While visiting my parents the other day, my father brought the paper in from outside and tossed it on the table. Imagine my surprise when I caught sight of a picture of our partner, Chris Dwyer, of the US Fish and Wildlife Service, in a front page article in the Boston Globe. The story highlights the work of a cadre of biologists, Massachusetts state and local officials, and a veterinary surgical team. The group went to work on the Boston Harbor Islands, the southern limit of the Common Eider’s breeding range. Team members came from a number of institutions and agencies, including US Fish and Wildlife Service, USGS, University of Pennsylvania, USDA, Biodiversity Research Institute, National Park Service, and Massachusetts Department of Conservation and Recreation and Division of Fisheries and Wildlife seeking to continue their research on Wellfleet Bay Virus, a newly discovered pathogen suspected of driving the annual die-offs of eiders on the Cape. The crew was able to capture, band and sample 38 birds. Ten males and nine females also had satellite tags surgically implanted before their release. Two of the captured birds had been previously sampled in earlier years, so the researchers are eager to see how their viral test results compare over time.

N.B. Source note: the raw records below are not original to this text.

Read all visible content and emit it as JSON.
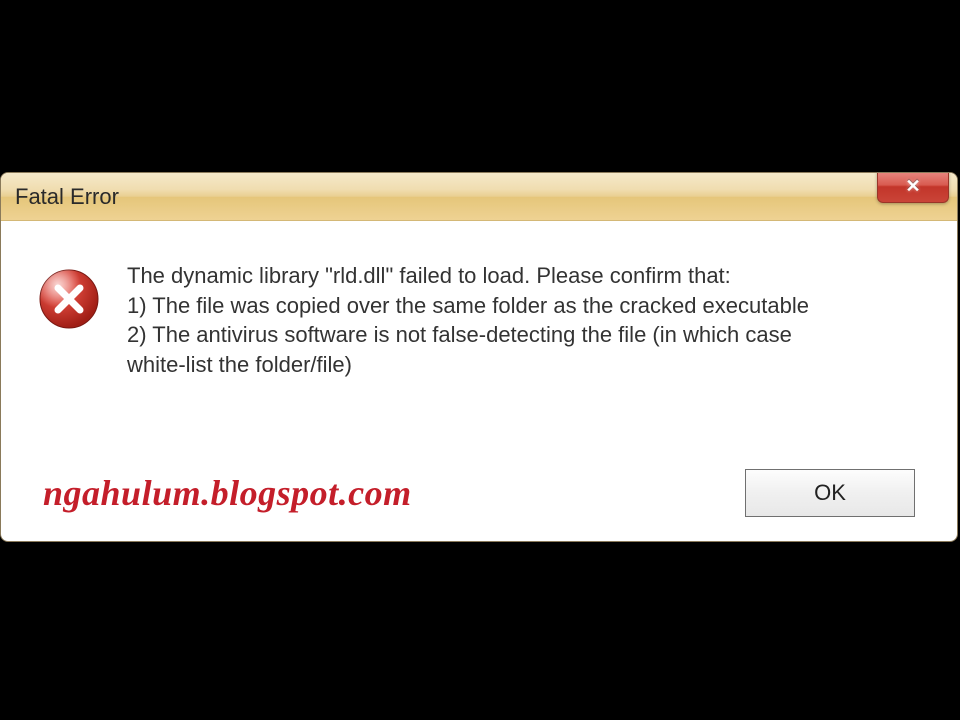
{
  "dialog": {
    "title": "Fatal Error",
    "message": {
      "intro": "The dynamic library \"rld.dll\" failed to load. Please confirm that:",
      "point1": "1) The file was copied over the same folder as the cracked executable",
      "point2": "2) The antivirus software is not false-detecting the file (in which case",
      "point2b": "white-list the folder/file)"
    },
    "ok_label": "OK"
  },
  "watermark": "ngahulum.blogspot.com",
  "icons": {
    "close": "✕",
    "error": "error"
  }
}
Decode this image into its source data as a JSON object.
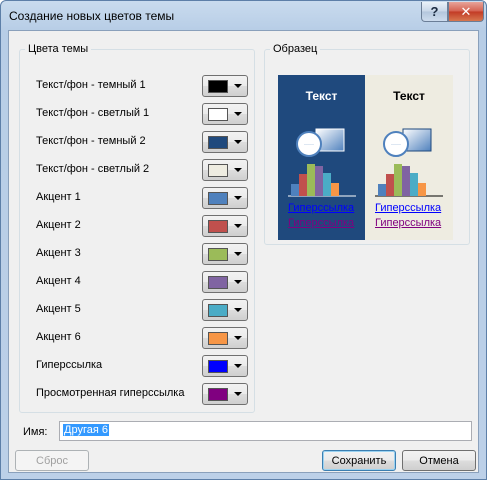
{
  "window": {
    "title": "Создание новых цветов темы",
    "help_glyph": "?",
    "close_glyph": "✕"
  },
  "colors_group": {
    "legend": "Цвета темы",
    "rows": [
      {
        "label": "Текст/фон - темный 1",
        "color": "#000000"
      },
      {
        "label": "Текст/фон - светлый 1",
        "color": "#ffffff"
      },
      {
        "label": "Текст/фон - темный 2",
        "color": "#1f497d"
      },
      {
        "label": "Текст/фон - светлый 2",
        "color": "#eeece1"
      },
      {
        "label": "Акцент 1",
        "color": "#4f81bd"
      },
      {
        "label": "Акцент 2",
        "color": "#c0504d"
      },
      {
        "label": "Акцент 3",
        "color": "#9bbb59"
      },
      {
        "label": "Акцент 4",
        "color": "#8064a2"
      },
      {
        "label": "Акцент 5",
        "color": "#4bacc6"
      },
      {
        "label": "Акцент 6",
        "color": "#f79646"
      },
      {
        "label": "Гиперссылка",
        "color": "#0000ff"
      },
      {
        "label": "Просмотренная гиперссылка",
        "color": "#800080"
      }
    ]
  },
  "sample_group": {
    "legend": "Образец",
    "dark_panel": {
      "title": "Текст",
      "hyperlink": "Гиперссылка",
      "visited": "Гиперссылка"
    },
    "light_panel": {
      "title": "Текст",
      "hyperlink": "Гиперссылка",
      "visited": "Гиперссылка"
    }
  },
  "name": {
    "label": "Имя:",
    "value": "Другая 6"
  },
  "buttons": {
    "reset": "Сброс",
    "save": "Сохранить",
    "cancel": "Отмена"
  }
}
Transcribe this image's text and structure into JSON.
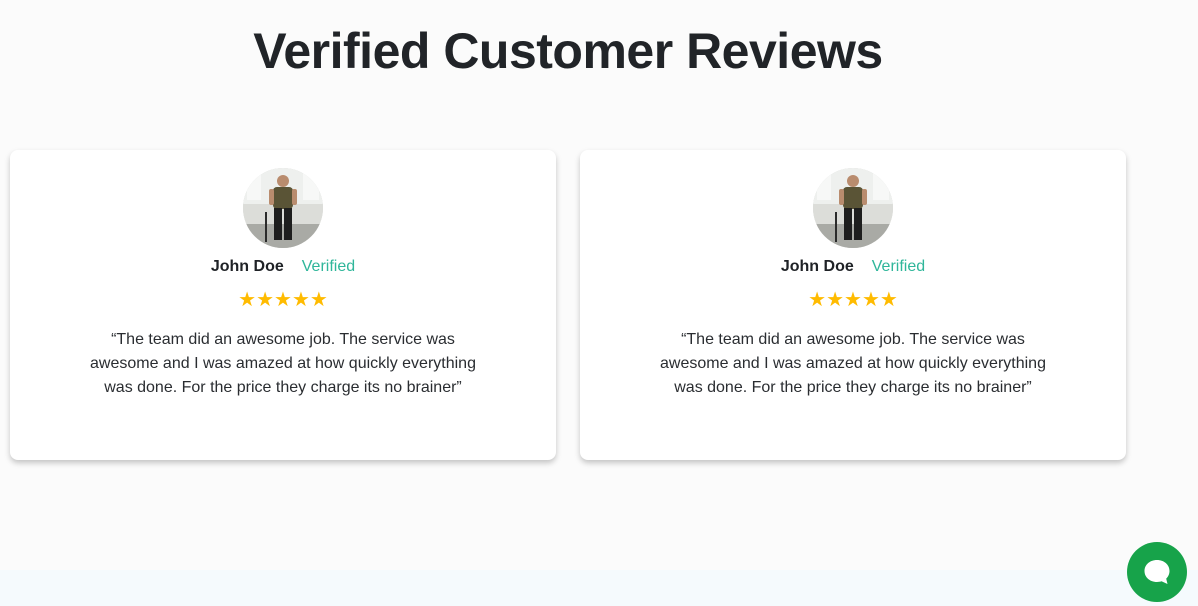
{
  "header": {
    "title": "Verified Customer Reviews"
  },
  "reviews": [
    {
      "name": "John Doe",
      "badge": "Verified",
      "rating": 5,
      "stars": "★★★★★",
      "quote": "“The team did an awesome job. The service was awesome and I was amazed at how quickly everything was done. For the price they charge its no brainer”"
    },
    {
      "name": "John Doe",
      "badge": "Verified",
      "rating": 5,
      "stars": "★★★★★",
      "quote": "“The team did an awesome job. The service was awesome and I was amazed at how quickly everything was done. For the price they charge its no brainer”"
    }
  ],
  "colors": {
    "title": "#212428",
    "verified": "#2fb69a",
    "star": "#ffbb00",
    "chat_button": "#17a34a"
  },
  "icons": {
    "chat": "chat-bubble-icon",
    "star": "star-icon"
  }
}
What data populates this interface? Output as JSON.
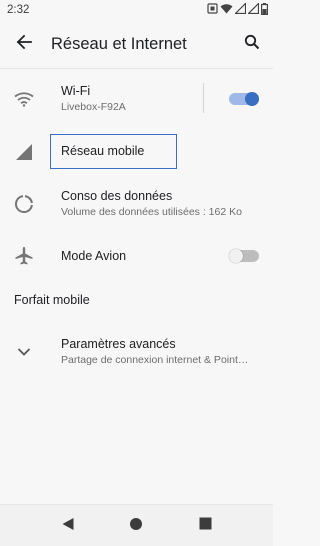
{
  "status_bar": {
    "time": "2:32",
    "icons": [
      "sim-card-icon",
      "wifi-icon",
      "signal-icon",
      "signal-icon",
      "battery-icon"
    ]
  },
  "app_bar": {
    "title": "Réseau et Internet",
    "back_icon": "arrow-back-icon",
    "search_icon": "search-icon"
  },
  "items": [
    {
      "icon": "wifi-icon",
      "title": "Wi-Fi",
      "subtitle": "Livebox-F92A",
      "toggle": true
    },
    {
      "icon": "signal-icon",
      "title": "Réseau mobile",
      "focused": true
    },
    {
      "icon": "data-usage-icon",
      "title": "Conso des données",
      "subtitle": "Volume des données utilisées : 162 Ko"
    },
    {
      "icon": "airplane-icon",
      "title": "Mode Avion",
      "toggle": false
    }
  ],
  "section": {
    "header": "Forfait mobile"
  },
  "advanced": {
    "icon": "chevron-down-icon",
    "title": "Paramètres avancés",
    "subtitle": "Partage de connexion internet & Point…"
  },
  "nav_bar": {
    "icons": [
      "nav-back-icon",
      "home-icon",
      "recents-icon"
    ]
  },
  "colors": {
    "accent": "#3a6ec2",
    "toggle_on_track": "#9fb8e8",
    "toggle_on_knob": "#3a6ec2",
    "toggle_off_track": "#bdbdbd",
    "toggle_off_knob": "#f1f1f1"
  }
}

It was a very successful trip, and we’re excited to see what the results show as they come in. Congrats to this hard working team, and an additional congratulations to Chris himself, who recently won the prestigious William T. Hesselton award for distinguished service by a Northeast wildlife professional. Kudos on the win, Chris; very well deserved!